Now when you add taxes and insurance to this number you probable need another $300 to $400 more per month, then when you add basic management of 10% to that you end up with an example of needing a minimum of $2900 a month just to own it and have a manager.
Now when you own resort property you have the following cost’s:
- Liability Insurance
Now on top of these fixed cost’s are additional resort cost’s:
- 1.5 TO 2.5% Credit Card Processing Fee’s
- Daily Maid Service (Cleaning, Washing Dishes, Making Beds)
- Snow Removal
- Summer Yard Maintence
- Laundry Fee’s
- Linen’s Replacements
- Dishes Replacement
- General Wear & Tear Replacement
- General Interior & Exterior Maintence
- Plugged Toilets & Backed Up Drains
- Light Bulbs
- Replacement Remotes
- Furniture Wear & Tear (Replacement)
- Interior Painting (I was doing it once a year as a requirement of the resort upkeep & presentation agreement
- Carpet replacement (About every 3 to 5 years)
- Long term replacement fund (Hot Water Heater, Furnace, roof, etc)
- Booking Commissions (Independant Sales & Marketing)
- Legal costs
- Advertising Fee’s
- Administrative, Bookeeping and Taxes
I owned properties in the 1990’s in Steamboat, Aspen & Vail Colorado and although I owned the properties and paid down the mortgage, they did not bring in huge amounts of money you might imagine for $500 per night. In fact in a bad year it may take money out of pocket to pay the cost’s!
I hope this gives you insight and a better understanding of what you would be facing.
This is a fact for all businesses. NOBODY EVER SELLS A BUSINESS THAT IS MAKING MONEY…PERIOD. They will lose their family and die holding on to a business that makes money. This resort house is a business you are buying. That means it is not making money. It looks like this 76 year old man now has 2/3 of the business that should mean that he is making more money than if he only has 1/3 o the business. I read this as the business is not making money and he is now taking 2/3 of the losses instead of 1/3.

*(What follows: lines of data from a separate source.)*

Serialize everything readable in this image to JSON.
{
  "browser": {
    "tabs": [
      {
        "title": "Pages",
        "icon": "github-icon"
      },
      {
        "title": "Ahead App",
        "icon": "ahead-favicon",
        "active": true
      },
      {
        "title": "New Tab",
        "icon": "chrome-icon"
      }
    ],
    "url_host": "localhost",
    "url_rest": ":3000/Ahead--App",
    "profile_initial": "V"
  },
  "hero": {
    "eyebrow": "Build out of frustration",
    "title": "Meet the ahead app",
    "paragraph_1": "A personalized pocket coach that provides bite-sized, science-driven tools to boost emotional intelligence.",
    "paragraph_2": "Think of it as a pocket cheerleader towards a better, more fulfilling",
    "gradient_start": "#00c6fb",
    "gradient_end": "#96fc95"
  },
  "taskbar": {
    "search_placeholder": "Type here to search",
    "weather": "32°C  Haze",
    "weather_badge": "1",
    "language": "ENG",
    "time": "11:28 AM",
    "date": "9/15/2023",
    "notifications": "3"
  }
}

People sell real estate all the time for various reasons. Although in real estate every deal is not a good deal, good deals do come up. When you buy real estate as a part of your business the real estate is not the business it is a part of your business enterprise. No matter if you were going to buy the whole resort as a business or even 1 house I would want to know different things than what you are describing in your post. I would be about actualized revenues and expenses. For example I would buy a shack down by a muddy river that people rented and grossed $12,000/year of which I kept $2,000 before I would buy a beautiful mansion on a pristine lake that grossed $1million/year but every year I broke even.
That is just my take on it.
The property management fee of 10% is unrealistic for a furnished vacation home.
There is a ski resort town near us, and property management firms there manage many rentals. They charge 30% of gross rent, plus they also charge for cleaning, trash removal, snow removal, hot tub maintenance, light bulb changing, etc. They charge even if the OWNER has spent the weekend in their own condo. Those condos are usually only rented weekends, Christmas and Thanksgiving vacations.
We have also leased homes and charged ± 40% although we did cleaning at our cost. There is a huge amount of maintenance and tenant TLC involved in vacation rentals. It is much better is you live nearby to handle things, and not give it over to property management.